What does financial planning and the KonMari method have in common? More than meets the eye, as we will explain.
Marie Kondo, author of the best-selling book and hit Netflix show about tidying up has gained a cult following. The KonMari method, as it's known, has inspired self-described shop-a-holics and mini-hoarders to give up their possessions to make more space for a life with purpose and direction.
Aegon's purpose is to help people achieve a lifetime of financial security. Therefore, at a time when many people are not saving for retirement, let alone have a financial plan, Aegon wants to show that saving is just as easy as the KonMari method.
What is the KonMari method?
The basis of the KonMari method requires you to visualize the type of life you want and break down each part of that life (I wish to travel, learn a new skills etc.), by evaluating why you want that particular thing (to discover more about myself).
Based on your visualized future, you will then choose items that will help you fulfil those wishes. Going through categories (clothing, books and paper, miscellaneous) you'll be confronted by having to answer whether each item you are keeping "Sparks Joy". If it does, you keep it; if not, you discard it.
What does a Netflix show have to do with financial planning?
The KonMari method actually follows the same principles as planning for a successful financial future. Mike Mansfield, Program Director Aegon Center for Longevity and Retirement at Aegon, explains that financial planning is simple in theory, but like many things can become overwhelming in practice.
"Financial planning starts with proper planning, but it doesn't need to feel like a chore. Just like the KonMari method, you're planning for the future you want to have and are learning about yourself and what you find important in the process," explains Mansfield.
One of the first things he suggests is to think about what you want in the long and short term. What does the thought process around long term look like? The thought of planning for the future or a retirement that could be as long as 20 years can be a daunting task. It becomes easier if you break things down into categories and start setting manageable short, medium and long term savings goals for each category.

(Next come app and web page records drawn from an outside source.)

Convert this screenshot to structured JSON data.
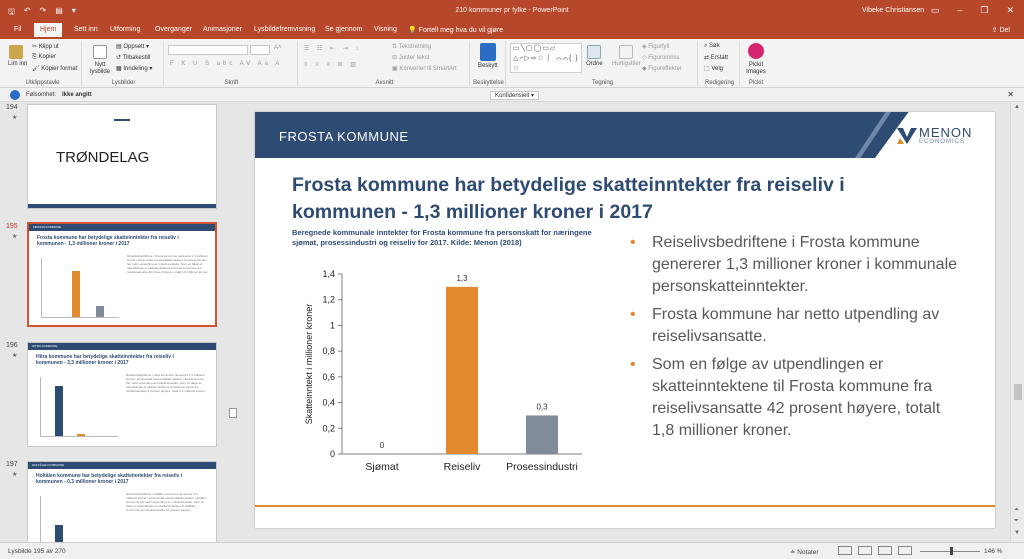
{
  "window": {
    "title": "210 kommuner pr fylke - PowerPoint",
    "user": "Vibeke Christiansen",
    "accent": "#b7472a"
  },
  "tabs": [
    {
      "label": "Fil"
    },
    {
      "label": "Hjem"
    },
    {
      "label": "Sett inn"
    },
    {
      "label": "Utforming"
    },
    {
      "label": "Overganger"
    },
    {
      "label": "Animasjoner"
    },
    {
      "label": "Lysbildefremvisning"
    },
    {
      "label": "Se gjennom"
    },
    {
      "label": "Visning"
    },
    {
      "label": "Fortell meg hva du vil gjøre"
    }
  ],
  "share_label": "Del",
  "ribbon": {
    "clipboard": {
      "paste": "Lim inn",
      "cut": "Klipp ut",
      "copy": "Kopier",
      "format_painter": "Kopier format",
      "group": "Utklippstavle"
    },
    "slides": {
      "new_slide": "Nytt lysbilde",
      "layout": "Oppsett",
      "reset": "Tilbakestill",
      "section": "Inndeling",
      "group": "Lysbilder"
    },
    "font": {
      "group": "Skrift"
    },
    "paragraph": {
      "text_direction": "Tekstretning",
      "align_text": "Juster tekst",
      "smartart": "Konverter til SmartArt",
      "group": "Avsnitt"
    },
    "protect": {
      "label": "Beskytt",
      "group": "Beskyttelse"
    },
    "drawing": {
      "shapes_glyphs": "▭╲▢◯▭▱ △⌐▷⇨☆ ⎸⌒⌒{ }☆",
      "arrange": "Ordne",
      "quick_styles": "Hurtigstiler",
      "fill": "Figurfyll",
      "outline": "Figuromriss",
      "effects": "Figureffekter",
      "group": "Tegning"
    },
    "editing": {
      "find": "Søk",
      "replace": "Erstatt",
      "select": "Velg",
      "group": "Redigering"
    },
    "pickit": {
      "label": "Pickit Images",
      "group": "Pickit"
    }
  },
  "infobar": {
    "label": "Følsomhet:",
    "value": "Ikke angitt",
    "classification": "Konfidensielt"
  },
  "thumbnails": [
    {
      "number": "194",
      "label": "TRØNDELAG"
    },
    {
      "number": "195",
      "band": "FROSTA KOMMUNE",
      "title": "Frosta kommune har betydelige skatteinntekter fra reiseliv i kommunen - 1,3 millioner kroner i 2017",
      "bullets": "Reiselivsbedriftene i Frosta kommune genererer 1,3 millioner kroner i kommunale personskatteinntekter. Frosta kommune har netto utpendling av reiselivsansatte. Som en følge av utpendlingen er skatteinntektene til Frosta kommune fra reiselivsansatte 42 prosent høyere, totalt 1,8 millioner kroner."
    },
    {
      "number": "196",
      "band": "HITRA KOMMUNE",
      "title": "Hitra kommune har betydelige skatteinntekter fra reiseliv i kommunen - 3,3 millioner kroner i 2017",
      "bullets": "Reiselivsbedriftene i Hitra kommune genererer 3,3 millioner kroner i kommunale personskatteinntekter. Hitra kommune har netto utpendling av reiselivsansatte. Som en følge av utpendlingen er skatteinntektene til Hitra kommune fra reiselivsansatte 5 prosent høyere, totalt 3,4 millioner kroner."
    },
    {
      "number": "197",
      "band": "HOLTÅLEN KOMMUNE",
      "title": "Holtålen kommune har betydelige skatteinntekter fra reiseliv i kommunen - 0,3 millioner kroner i 2017",
      "bullets": "Reiselivsbedriftene i Holtålen kommune genererer 0,3 millioner kroner i kommunale personskatteinntekter. Holtålen kommune har netto utpendling av reiselivsansatte. Som en følge av utpendlingen er skatteinntektene til Holtålen kommune fra reiselivsansatte 52 prosent høyere."
    }
  ],
  "slide": {
    "municipality": "FROSTA KOMMUNE",
    "logo_brand": "MENON",
    "logo_sub": "ECONOMICS",
    "title": "Frosta kommune har betydelige skatteinntekter fra reiseliv i kommunen - 1,3 millioner kroner i 2017",
    "caption": "Beregnede kommunale inntekter for Frosta kommune fra personskatt for næringene sjømat, prosessindustri og reiseliv for 2017. Kilde: Menon (2018)",
    "bullets": [
      "Reiselivsbedriftene i Frosta kommune genererer 1,3 millioner kroner i kommunale personskatteinntekter.",
      "Frosta kommune har netto utpendling av reiselivsansatte.",
      "Som en følge av utpendlingen er skatteinntektene til Frosta kommune fra reiselivsansatte 42 prosent høyere, totalt 1,8 millioner kroner."
    ],
    "colors": {
      "navy": "#2e4b73",
      "orange": "#e08a2d",
      "gray": "#808c99"
    }
  },
  "chart_data": {
    "type": "bar",
    "categories": [
      "Sjømat",
      "Reiseliv",
      "Prosessindustri"
    ],
    "values": [
      0,
      1.3,
      0.3
    ],
    "data_labels": [
      "0",
      "1,3",
      "0,3"
    ],
    "colors": [
      "#2e4b73",
      "#e08a2d",
      "#808c99"
    ],
    "ylabel": "Skatteinntekt i millioner kroner",
    "ylim": [
      0,
      1.4
    ],
    "yticks": [
      "0",
      "0,2",
      "0,4",
      "0,6",
      "0,8",
      "1",
      "1,2",
      "1,4"
    ],
    "grid": false
  },
  "status": {
    "slide_counter": "Lysbilde 195 av 270",
    "notes": "Notater",
    "zoom": "146 %"
  }
}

A short-term goal could be saving for the deposit on a starter home that you plan to live in while your family is growing up and then long-term to downsize and move to a house by the beach when you retire. As well as setting financial goals, it is also important to think about what you are going to do to maintain your good health so that you can enjoy the retirement you have worked so hard for.
"One of the hardest things for people to do is to admit what they want out of their life, and say it's ok to save money for it."
Financial planning starts with proper planning, but it doesn't need to feel like a choreMike Mansfield, Program Director Aegon Center for Longevity and Retirement at Aegon
Does it spark financial joy?
Once you've thought big about your future, it's time to put that down onto paper. "You'll need to examine your original list and decide what is realistic and a priority and what can be a longer term plan," Mansfield says.
Next comes the costs and a timeline. "Setting a cost to each future wish will help you prioritize what is really important for you and your family. By assigning a cost, you can also see pretty quickly how far you still need to go to save up for that dream vacation or quitting your job to pursue your hobby or side business full-time." This is basically the KonMari, does-this-spark-joy methodology.
If you're in a position where putting aside a vast sum of money each month isn't an option, then start with what you can handle, and build-up. It will help you get into the habit of saving and when you are able to put a bit more aside, it won't come as a shock.